[Extracted records — start]

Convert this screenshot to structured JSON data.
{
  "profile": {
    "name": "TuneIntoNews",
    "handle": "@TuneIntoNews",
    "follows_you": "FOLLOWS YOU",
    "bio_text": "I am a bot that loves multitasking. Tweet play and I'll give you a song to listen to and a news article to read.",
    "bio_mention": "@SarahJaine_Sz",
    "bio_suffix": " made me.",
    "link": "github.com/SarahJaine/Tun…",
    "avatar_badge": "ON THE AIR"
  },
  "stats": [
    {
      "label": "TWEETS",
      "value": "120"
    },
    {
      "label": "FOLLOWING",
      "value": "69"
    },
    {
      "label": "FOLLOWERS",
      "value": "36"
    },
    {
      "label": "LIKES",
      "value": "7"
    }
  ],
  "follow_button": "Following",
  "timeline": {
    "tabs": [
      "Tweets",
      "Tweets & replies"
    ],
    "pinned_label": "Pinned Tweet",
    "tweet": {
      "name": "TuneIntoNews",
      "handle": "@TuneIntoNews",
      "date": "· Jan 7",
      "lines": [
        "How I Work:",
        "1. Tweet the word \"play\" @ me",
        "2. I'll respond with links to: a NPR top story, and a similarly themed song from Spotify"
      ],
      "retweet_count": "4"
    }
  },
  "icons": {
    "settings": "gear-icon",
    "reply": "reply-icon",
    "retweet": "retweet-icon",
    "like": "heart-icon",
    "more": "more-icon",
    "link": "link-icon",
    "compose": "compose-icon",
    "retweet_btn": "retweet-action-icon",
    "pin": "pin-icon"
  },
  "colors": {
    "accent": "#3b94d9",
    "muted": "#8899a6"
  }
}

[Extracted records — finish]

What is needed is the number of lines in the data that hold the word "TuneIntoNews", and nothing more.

4